What Is Spinal Stenosis?
It’s an abnormal narrowing of your spinal chord and neural foramen, which can lead to the “choking” of your spinal cord and/or nerve roots. Usually, stenosis involves the narrowing of the following:
• The spinal foramen openings that are between the spinal vertebrae through which the peripheral nerves leave your spine and then go to the other parts of your body.
• The spinal canal that’s in the centre of your column of bone, which is known as the spinal column, through which your nerve roots and spinal cord pass.
Causes of Spinal Stenosis
It usually results from the gradual, degenerative process of ageing of your spine. Spondylosis (osteoarthritis of your spine) is the most common type of spine arthritis, and it’s more likely to happen in middle-aged and older individuals.

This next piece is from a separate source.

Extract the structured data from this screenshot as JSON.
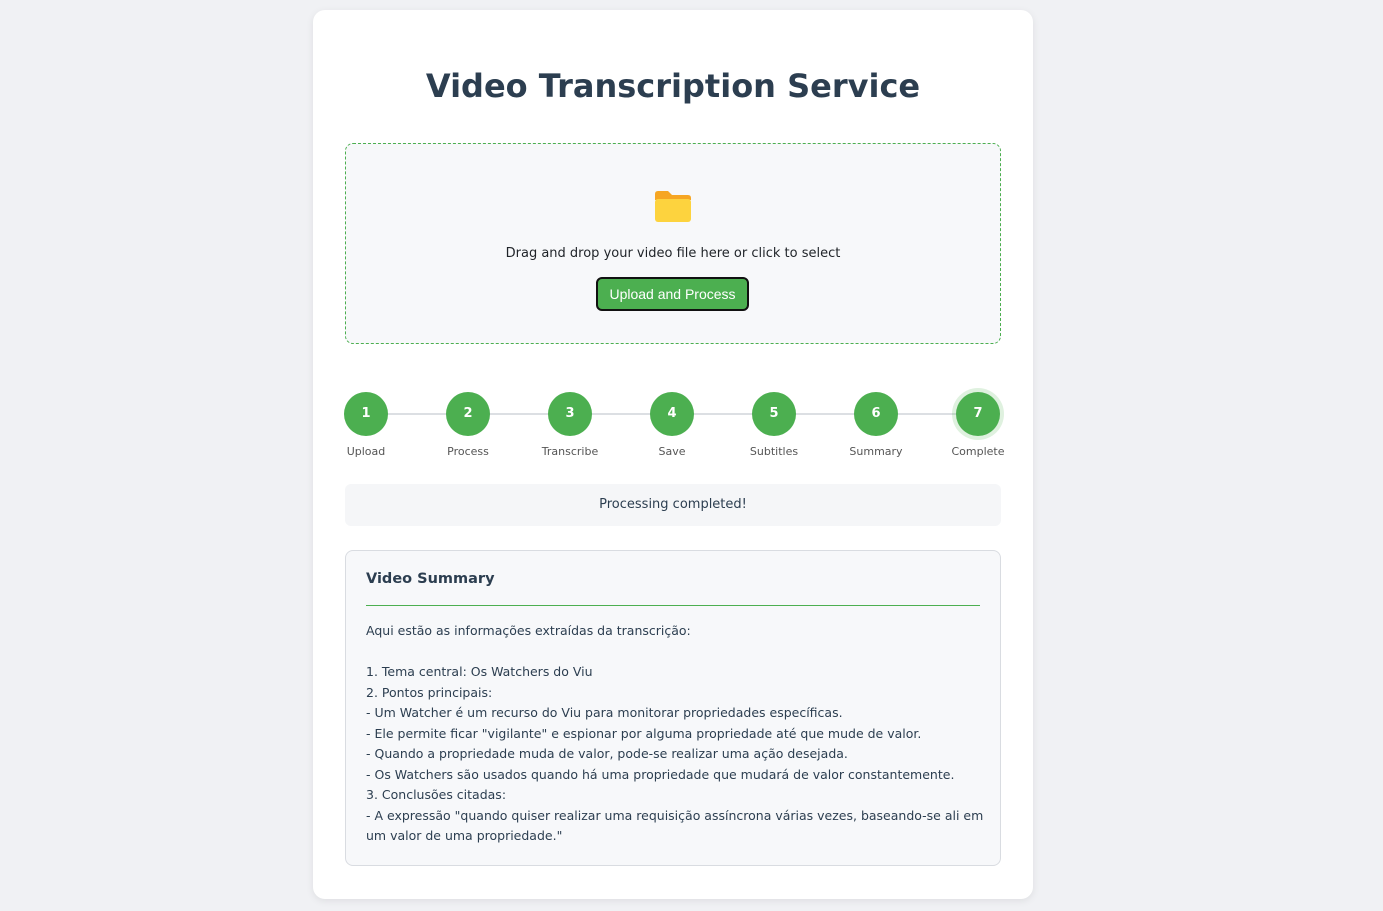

It’s a chronic degenerative process, and it’s the result of daily wear and tear of your spine joints, which is usually accompanied by overgrowth of your bone, bone spurs formation, which may cause spinal stenosis.
Symptoms of Spinal Stenosis
Symptoms can differ depending on factors that include the sensitivity of your nerves, the severity of stenosis and at which level the stenosis occurs. Symptoms include the following:
• Claudication-type pain is very common; it refers to the pain in your legs that becomes worse with prolonged walking or standing.
• Numbness, cramping, weakness, and pins and needles.
• Referred pain down into your foot/thigh/calf.
• Pain can either be one-sided or affect both sides at the same time.
• Hip, back or buttock pain.
Typically, the diameter of your spinal canal is improved when you are in flexed positions (for instance, bending forward or sitting down), hence these positions usually offer relief.
Positions promoting the extension of your spine (for example, walking uphill, leaning backwards and standing) tend to narrow your spinal canal further, reducing the space for your spinal nerves. That’s why people who have stenosis usually find walking and standing for long periods hard, but they find sitting brings relief.
Treatment of Stenosis
If you have stenosis, you can benefit from chiropractic care to provide relief. Here are some of the ways in which chiropractic may be able to help you:
• Manual Therapy – This will loosen your stiff muscles and joints, which will allow the vertebrae in your spine to have a better mobility, thus reducing the nerve impingement.
• Postural Advice – Too much arching or lordosis in your lower back can end up increasing the level of stenosis. You chiropractor will teach you how to find your “neutral spine” or encourage a flexed posture (a slight slouch), which can bring relief.
• Exercises – If you have stenosis, you can benefit from the stretching/mobility program that chiropractic offers to loosen your lower back, especially exercises that flex your spine, which encourages an “opening” of your canal to make more space for your neural tissue.
If you have stenosis and need a highly experienced chiropractor in the Mt Pleasant, Scarborough or Applecross suburbs of Perth, visit Spinescan.